     I am going to school to get a degree in industrial  electronics and am nearing graduation. In basic electronics class the instructor told the class was to write four essays about simple electrical  circuits from a book or magazine. Two of them were due at mid term two at the end of the course. None of the books I have had simple circuits in them. I went to the library to find a source for the first two essays.  I found some good sources there and wrote the essays on them. However, I was bored with this, I wasn't leaning anything new. I went to the local book store to find some new information. Could not find any good books on the subject. Then I tried the magazine racks. None of the electronics  magazine had any simple electrical  circuits in them,  except one - "Home Power" . What is this?  Where did these people come from? When did all of this start happening? This magazine  was different from all others. It had simple electrical  circuits in it,  and it had new information in it too. It has articles about people that use solar power for their own use. I had no idea that solar  panels were available on this scale for the average person. This was great! The idea that solar power could be available to me was great!  This magazine had inspired me to get involved. I planned on getting involved first by reducing my energy consumption, and being more efficient. 

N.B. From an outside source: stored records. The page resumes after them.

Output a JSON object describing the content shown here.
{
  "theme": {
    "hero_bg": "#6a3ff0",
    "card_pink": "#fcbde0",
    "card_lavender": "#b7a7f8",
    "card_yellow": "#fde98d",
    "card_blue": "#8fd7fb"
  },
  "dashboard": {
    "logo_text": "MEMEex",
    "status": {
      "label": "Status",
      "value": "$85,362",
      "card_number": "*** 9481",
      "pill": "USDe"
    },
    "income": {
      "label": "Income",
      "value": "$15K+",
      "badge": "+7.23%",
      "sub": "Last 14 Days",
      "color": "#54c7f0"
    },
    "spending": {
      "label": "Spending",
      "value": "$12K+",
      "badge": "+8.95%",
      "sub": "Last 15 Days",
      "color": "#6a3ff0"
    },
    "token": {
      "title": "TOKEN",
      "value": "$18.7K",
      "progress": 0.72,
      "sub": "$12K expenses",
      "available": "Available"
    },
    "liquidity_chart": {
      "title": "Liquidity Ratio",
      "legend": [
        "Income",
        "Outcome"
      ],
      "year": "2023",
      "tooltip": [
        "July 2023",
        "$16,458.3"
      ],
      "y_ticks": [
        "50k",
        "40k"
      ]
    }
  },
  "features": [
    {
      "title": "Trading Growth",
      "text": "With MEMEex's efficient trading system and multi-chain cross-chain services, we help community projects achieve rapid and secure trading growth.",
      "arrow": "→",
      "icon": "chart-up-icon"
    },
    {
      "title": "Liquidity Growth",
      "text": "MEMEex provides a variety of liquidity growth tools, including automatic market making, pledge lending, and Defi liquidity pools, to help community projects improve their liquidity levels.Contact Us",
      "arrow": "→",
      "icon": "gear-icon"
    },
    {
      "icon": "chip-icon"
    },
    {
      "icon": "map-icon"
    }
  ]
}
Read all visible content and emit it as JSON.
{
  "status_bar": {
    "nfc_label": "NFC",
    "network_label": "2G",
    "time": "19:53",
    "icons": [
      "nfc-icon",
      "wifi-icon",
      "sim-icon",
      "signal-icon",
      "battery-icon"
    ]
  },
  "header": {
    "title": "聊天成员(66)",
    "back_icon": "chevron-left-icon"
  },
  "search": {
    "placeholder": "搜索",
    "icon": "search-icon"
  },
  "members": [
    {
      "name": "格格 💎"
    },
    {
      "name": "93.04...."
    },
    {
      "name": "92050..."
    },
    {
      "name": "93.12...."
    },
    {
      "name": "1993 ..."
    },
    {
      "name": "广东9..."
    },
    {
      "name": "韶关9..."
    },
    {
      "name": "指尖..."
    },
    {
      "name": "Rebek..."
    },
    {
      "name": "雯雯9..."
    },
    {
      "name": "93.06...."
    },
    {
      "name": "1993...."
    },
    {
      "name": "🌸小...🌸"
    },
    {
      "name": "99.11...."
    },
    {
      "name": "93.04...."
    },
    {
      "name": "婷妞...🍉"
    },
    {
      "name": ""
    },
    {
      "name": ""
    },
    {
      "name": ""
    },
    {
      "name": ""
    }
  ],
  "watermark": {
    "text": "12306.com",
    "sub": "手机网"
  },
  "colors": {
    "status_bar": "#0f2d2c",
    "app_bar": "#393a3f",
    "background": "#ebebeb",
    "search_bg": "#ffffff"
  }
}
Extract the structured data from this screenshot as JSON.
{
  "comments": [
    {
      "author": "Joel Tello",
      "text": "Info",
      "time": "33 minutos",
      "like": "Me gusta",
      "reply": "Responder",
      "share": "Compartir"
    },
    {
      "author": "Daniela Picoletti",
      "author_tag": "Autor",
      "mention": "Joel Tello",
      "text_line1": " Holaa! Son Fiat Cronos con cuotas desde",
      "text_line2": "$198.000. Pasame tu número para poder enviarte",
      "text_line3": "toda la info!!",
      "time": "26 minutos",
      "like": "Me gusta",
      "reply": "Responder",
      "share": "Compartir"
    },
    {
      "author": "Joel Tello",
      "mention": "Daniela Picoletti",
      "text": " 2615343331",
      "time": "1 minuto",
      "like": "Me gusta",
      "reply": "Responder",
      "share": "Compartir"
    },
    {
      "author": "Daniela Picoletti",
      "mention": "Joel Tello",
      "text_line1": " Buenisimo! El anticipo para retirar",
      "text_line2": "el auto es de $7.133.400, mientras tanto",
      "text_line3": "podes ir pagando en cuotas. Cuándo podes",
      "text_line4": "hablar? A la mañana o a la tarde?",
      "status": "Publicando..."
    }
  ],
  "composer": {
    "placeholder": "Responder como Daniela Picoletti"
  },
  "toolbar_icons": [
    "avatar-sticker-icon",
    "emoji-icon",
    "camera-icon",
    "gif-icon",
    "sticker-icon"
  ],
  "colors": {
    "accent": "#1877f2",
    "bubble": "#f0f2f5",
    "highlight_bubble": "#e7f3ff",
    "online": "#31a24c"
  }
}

     Then the ice storm of 2000 happened that caused a blackout for a week. No lights, no heat, no water, nothing. That was it! I didn't want to be dependent on the gird anymore. I thought, "I should find some solar panels and began to build my own system". I  chose to build a DC system for  simplicity. Most  electronics run on low voltage DC power. Using an inverter is an unnecessary step, except for testing.  I started small, my first project was to charge batteries with a solar cell. . I experimented by adding more  panels and batteries. Some things I tried worked and some things didn't work.  I developed my own system of wiring.  Then I begin to convert electronic devices that run on AC power to run on my DC system. Its not that hard for me to do this. I just take the device apart plug it into an inverter and analyze its power supply.  If it runs at 12 volts or less it will run on my system. 
    I plan on getting a 35 watt solar panel soon so that I can continue to grow and develop my system. 
        Anthony Elzen                 email: 


A diagram of how my system is wired